A Hand-Book of Volapük|
and an Elementary Manual of its Grammar and Vocabulary,
Prepared from the Gathered Papers of Gemmell Hunter Ibidem Justice;
Together with an Account of Events Relating to the Annual General Meeting of 1891
of the Edinburgh Society for the Propagation of a Universal Language.
Edited for the First Time by Dr. Charles Cordiner,
What's this all about?
In April 1891, two matters greatly excite the inhabitants of Edinburgh: the decennial Population Census; and the Annual General Meeting of the Edinburgh Society for the Propagation of a Universal Language. The General Secretary of the Society, Mr. Justice, is a staunch champion of the highly-popular language "Volapük", which spread across Europe after 1884; but he is locked in a battle for ascendancy with Dr. Bosman, shameless apologist for "Esperanto". Other members of the Society promote inferior Universal Languages, and rightly merit Mr. Justice's contempt.
Why on earth did I write about Volapük ?Volapük?
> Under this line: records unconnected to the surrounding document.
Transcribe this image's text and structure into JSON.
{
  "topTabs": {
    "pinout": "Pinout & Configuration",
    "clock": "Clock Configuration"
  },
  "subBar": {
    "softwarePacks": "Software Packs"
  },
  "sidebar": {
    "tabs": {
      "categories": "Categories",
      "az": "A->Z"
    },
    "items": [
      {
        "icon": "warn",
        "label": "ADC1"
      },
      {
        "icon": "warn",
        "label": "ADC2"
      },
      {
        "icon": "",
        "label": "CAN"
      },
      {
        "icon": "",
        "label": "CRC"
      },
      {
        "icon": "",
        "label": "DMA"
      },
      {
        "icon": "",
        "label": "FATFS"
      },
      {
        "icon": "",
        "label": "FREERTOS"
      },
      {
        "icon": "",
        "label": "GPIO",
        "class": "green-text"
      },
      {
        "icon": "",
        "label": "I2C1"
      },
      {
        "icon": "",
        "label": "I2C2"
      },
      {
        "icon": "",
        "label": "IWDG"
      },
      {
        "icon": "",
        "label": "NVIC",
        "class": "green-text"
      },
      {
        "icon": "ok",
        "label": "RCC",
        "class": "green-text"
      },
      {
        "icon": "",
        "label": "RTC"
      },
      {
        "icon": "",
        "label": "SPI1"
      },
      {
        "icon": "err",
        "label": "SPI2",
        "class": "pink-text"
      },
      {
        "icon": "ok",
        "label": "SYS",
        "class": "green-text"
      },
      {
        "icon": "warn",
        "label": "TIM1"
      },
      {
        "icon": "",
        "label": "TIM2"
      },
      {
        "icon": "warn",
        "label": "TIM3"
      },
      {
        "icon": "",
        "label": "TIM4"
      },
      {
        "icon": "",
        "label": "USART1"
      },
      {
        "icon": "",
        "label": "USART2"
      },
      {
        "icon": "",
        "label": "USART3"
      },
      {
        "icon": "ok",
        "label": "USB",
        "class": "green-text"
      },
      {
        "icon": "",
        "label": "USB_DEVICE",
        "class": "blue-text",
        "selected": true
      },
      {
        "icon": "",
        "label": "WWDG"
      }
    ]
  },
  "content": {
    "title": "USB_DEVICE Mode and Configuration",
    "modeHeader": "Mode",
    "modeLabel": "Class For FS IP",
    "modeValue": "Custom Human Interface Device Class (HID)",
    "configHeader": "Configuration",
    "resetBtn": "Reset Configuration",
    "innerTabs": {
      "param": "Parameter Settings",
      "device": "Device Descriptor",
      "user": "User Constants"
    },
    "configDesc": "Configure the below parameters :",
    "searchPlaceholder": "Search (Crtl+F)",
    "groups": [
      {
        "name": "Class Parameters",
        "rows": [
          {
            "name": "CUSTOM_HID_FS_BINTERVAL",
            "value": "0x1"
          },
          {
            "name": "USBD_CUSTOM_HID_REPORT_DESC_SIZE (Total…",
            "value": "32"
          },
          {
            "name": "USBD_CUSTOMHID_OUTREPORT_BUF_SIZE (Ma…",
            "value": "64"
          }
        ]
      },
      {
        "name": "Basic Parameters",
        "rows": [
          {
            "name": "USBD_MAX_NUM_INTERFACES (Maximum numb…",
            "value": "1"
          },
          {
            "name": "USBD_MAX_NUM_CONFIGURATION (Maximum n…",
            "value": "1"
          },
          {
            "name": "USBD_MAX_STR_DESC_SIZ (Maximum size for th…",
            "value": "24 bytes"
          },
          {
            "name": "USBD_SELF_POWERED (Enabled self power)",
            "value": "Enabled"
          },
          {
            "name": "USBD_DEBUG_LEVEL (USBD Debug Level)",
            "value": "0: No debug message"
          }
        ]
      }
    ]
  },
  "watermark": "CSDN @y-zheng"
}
Like most things in life, there was never anything deliberate about it. One day, I was leafing through material relating to Victorian Utopian ideas (as one does), and there was the word staring up at me: "Volapük". Like something Jean-Luc Picard might get worried about.
The word interested me, and then the language itself - "world speak": the more I read about the Volapük Language movement, its sudden rise and dramatic fall, its splinter-groups and its rivalry with Esperanto, the more I recognised in it some of my own experiences with radical movements in the 1970's and 80's. How could a movement dedicated to fraternal co-operation and friendship through communication become so embroiled in bitter factionalism and fatally weakened by misinterpretation? There was a rich seam here.
Equally fascinating was to research the other, even less well-known, "universal languages" of the late 19th and early 20th centuries, or those of earlier dates. One such language was loudly championed - but, like 21st century "vapourware", never ever detailed - by Sir Thomas Urquhart in the 17th century.
In considering all of these languages - and in some cases, learning the basic grammar - I suffer for my art! - questions began to present themselves. What exactly was the purpose of a Universal Language? Given the wide variety of language-families in the world, how could one language claim to be equally appropriate to all nations? Was there latent cultural imperialism in the promotion of any one Universal Language? Would communication by numbers be more egalitarian? Would a Universal Language utterly emasculate or sterilise the ability of language to power the imagination?
Put these matters and themes together with my other transient interests of the past couple of years: a private Lunatic Asylum once housed in a crumbling country residence featured in Restoration; the first Scottish hot-air balloonist; the mechanics of church organs; the decennial Population Census; and Arbroath Smokies. You have exactly one hour to construct an unlikely plot...